# [Directions for this task]
Here is a block of records. Copy every line in it that includes "link".

# [Information shown]
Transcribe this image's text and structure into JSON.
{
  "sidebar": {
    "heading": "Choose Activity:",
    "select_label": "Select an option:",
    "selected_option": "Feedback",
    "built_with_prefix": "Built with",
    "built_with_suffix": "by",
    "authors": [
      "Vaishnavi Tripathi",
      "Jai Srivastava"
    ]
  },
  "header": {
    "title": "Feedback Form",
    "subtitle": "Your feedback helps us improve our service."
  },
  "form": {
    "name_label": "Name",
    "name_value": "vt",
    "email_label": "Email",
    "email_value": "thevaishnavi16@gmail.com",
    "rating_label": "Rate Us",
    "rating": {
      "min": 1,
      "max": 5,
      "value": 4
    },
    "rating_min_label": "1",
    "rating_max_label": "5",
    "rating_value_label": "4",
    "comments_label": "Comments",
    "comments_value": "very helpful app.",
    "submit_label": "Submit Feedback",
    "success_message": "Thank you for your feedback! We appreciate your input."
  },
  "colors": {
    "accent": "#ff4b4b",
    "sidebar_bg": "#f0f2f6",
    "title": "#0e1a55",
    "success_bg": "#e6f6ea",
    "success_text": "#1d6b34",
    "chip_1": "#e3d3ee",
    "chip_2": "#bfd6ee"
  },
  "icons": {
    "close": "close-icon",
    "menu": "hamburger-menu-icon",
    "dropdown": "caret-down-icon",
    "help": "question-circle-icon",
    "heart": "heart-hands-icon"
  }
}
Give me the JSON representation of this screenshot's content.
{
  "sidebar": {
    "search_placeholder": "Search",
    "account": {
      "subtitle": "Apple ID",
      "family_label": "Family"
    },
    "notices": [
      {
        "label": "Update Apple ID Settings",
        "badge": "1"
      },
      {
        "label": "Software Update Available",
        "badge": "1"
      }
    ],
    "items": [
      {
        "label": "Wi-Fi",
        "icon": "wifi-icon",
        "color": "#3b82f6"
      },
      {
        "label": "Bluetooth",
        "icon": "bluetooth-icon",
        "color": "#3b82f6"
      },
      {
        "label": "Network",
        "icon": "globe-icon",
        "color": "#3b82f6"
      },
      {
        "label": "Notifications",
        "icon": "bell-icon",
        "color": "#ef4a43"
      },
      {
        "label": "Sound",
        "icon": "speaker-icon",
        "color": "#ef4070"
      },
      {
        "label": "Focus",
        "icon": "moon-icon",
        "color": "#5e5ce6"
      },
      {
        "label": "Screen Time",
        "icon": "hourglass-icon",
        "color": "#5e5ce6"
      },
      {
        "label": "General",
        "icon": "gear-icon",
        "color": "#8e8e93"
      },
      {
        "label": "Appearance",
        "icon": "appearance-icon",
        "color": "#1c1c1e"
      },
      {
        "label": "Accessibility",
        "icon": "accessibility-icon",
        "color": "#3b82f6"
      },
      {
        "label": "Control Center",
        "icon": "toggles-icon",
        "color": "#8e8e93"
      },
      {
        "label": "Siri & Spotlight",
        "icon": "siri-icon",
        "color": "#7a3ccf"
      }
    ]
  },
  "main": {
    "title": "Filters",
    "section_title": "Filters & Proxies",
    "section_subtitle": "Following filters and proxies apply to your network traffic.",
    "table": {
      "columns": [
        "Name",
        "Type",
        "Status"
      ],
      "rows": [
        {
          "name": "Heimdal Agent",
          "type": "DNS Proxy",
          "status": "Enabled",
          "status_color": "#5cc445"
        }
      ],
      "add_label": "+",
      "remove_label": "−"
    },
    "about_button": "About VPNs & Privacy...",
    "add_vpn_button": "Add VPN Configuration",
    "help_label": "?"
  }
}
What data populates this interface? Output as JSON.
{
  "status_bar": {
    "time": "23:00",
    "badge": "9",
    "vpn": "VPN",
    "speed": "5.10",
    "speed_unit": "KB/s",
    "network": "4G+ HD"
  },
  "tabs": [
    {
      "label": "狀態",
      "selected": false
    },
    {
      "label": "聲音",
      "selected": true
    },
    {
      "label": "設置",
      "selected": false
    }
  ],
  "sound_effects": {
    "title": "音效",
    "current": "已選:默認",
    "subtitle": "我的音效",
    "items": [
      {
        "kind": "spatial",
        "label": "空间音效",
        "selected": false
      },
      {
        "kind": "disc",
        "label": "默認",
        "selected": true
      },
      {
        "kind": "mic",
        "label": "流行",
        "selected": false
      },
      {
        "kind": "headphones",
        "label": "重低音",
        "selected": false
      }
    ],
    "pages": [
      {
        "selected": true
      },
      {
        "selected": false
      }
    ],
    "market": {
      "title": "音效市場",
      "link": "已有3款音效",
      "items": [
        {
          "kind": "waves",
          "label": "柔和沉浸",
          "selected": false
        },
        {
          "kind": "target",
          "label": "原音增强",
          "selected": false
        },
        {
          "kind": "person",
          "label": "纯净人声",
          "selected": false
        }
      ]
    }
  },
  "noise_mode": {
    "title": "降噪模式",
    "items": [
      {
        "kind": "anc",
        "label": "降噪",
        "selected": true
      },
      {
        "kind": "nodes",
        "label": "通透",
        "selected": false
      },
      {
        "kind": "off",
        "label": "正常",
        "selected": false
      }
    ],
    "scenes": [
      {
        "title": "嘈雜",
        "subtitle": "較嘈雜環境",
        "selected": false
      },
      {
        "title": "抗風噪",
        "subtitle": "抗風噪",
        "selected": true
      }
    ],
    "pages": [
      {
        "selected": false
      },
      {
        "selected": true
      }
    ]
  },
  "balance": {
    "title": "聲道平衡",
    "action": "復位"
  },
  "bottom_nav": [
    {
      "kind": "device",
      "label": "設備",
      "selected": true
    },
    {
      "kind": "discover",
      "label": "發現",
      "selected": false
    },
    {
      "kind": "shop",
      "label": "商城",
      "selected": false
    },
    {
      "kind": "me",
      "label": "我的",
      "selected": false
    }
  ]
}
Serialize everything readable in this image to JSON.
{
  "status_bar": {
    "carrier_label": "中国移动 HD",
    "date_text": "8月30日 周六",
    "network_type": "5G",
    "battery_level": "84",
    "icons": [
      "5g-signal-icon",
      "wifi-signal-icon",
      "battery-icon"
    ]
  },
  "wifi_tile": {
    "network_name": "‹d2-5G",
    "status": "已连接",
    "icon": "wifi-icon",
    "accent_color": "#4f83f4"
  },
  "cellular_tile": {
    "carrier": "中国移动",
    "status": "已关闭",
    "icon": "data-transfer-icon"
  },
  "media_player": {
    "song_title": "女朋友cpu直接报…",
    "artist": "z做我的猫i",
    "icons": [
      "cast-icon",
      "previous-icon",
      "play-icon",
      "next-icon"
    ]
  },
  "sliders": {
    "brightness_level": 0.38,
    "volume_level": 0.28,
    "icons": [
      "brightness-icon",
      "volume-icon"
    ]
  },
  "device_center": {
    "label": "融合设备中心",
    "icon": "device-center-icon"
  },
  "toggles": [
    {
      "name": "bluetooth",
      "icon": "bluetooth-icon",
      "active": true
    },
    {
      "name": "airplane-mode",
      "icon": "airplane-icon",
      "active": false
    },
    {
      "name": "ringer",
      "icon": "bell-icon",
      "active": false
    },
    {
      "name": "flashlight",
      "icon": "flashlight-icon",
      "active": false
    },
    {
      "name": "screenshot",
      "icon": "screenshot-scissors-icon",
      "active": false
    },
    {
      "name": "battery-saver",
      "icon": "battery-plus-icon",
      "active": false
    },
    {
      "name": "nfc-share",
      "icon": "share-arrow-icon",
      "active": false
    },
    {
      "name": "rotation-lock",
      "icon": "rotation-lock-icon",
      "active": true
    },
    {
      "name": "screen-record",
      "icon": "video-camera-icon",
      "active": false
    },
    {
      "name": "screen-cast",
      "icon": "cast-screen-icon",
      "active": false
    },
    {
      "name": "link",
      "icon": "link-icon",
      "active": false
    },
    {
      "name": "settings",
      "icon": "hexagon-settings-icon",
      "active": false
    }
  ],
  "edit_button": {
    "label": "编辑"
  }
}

# [Problem solution]
      "link": "已有3款音效",
      "name": "link",
      "icon": "link-icon",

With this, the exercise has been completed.